**EXERCISE DIRECTIONS:**
Give back the data exactly, with no images.

--- DATA EXTRACT Enclosed Below ---

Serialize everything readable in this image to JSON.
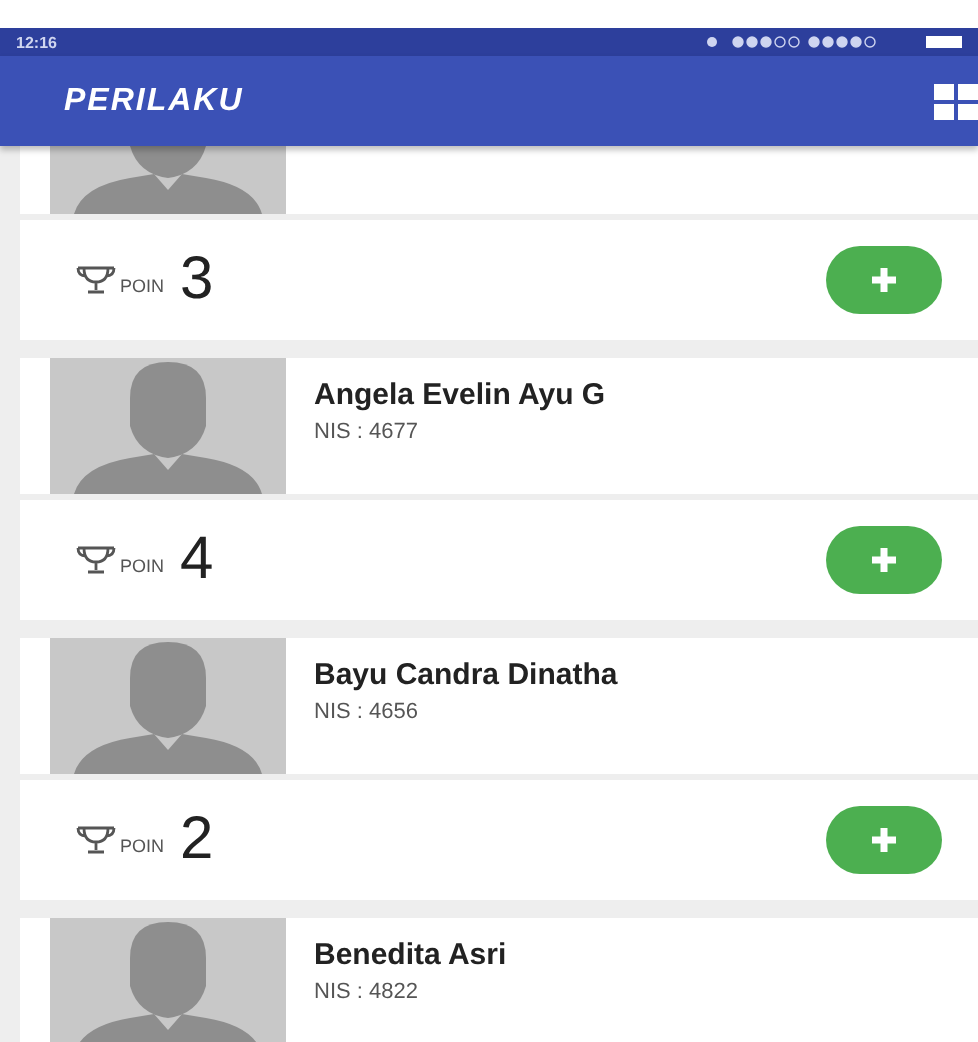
{
  "status_bar": {
    "time": "12:16"
  },
  "app_bar": {
    "title": "PERILAKU"
  },
  "students": [
    {
      "points_label": "POIN",
      "points": "3"
    },
    {
      "name": "Angela Evelin Ayu G",
      "nis": "NIS : 4677",
      "points_label": "POIN",
      "points": "4"
    },
    {
      "name": "Bayu Candra Dinatha",
      "nis": "NIS : 4656",
      "points_label": "POIN",
      "points": "2"
    },
    {
      "name": "Benedita Asri",
      "nis": "NIS : 4822"
    }
  ]
}
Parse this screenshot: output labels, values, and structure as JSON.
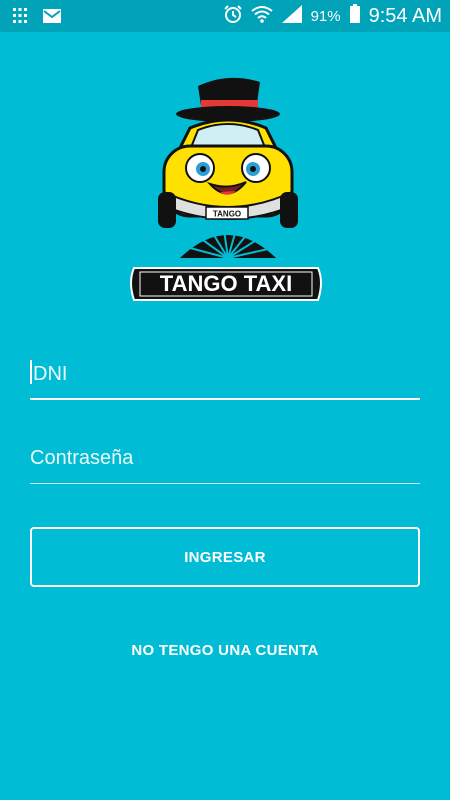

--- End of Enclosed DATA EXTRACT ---

**REPLY:**
Serialize everything readable in this image to JSON.
{
  "status_bar": {
    "time": "12:16"
  },
  "app_bar": {
    "title": "PERILAKU"
  },
  "students": [
    {
      "points_label": "POIN",
      "points": "3"
    },
    {
      "name": "Angela Evelin Ayu G",
      "nis": "NIS : 4677",
      "points_label": "POIN",
      "points": "4"
    },
    {
      "name": "Bayu Candra Dinatha",
      "nis": "NIS : 4656",
      "points_label": "POIN",
      "points": "2"
    },
    {
      "name": "Benedita Asri",
      "nis": "NIS : 4822"
    }
  ]
}
Parse this screenshot: output labels, values, and structure as JSON.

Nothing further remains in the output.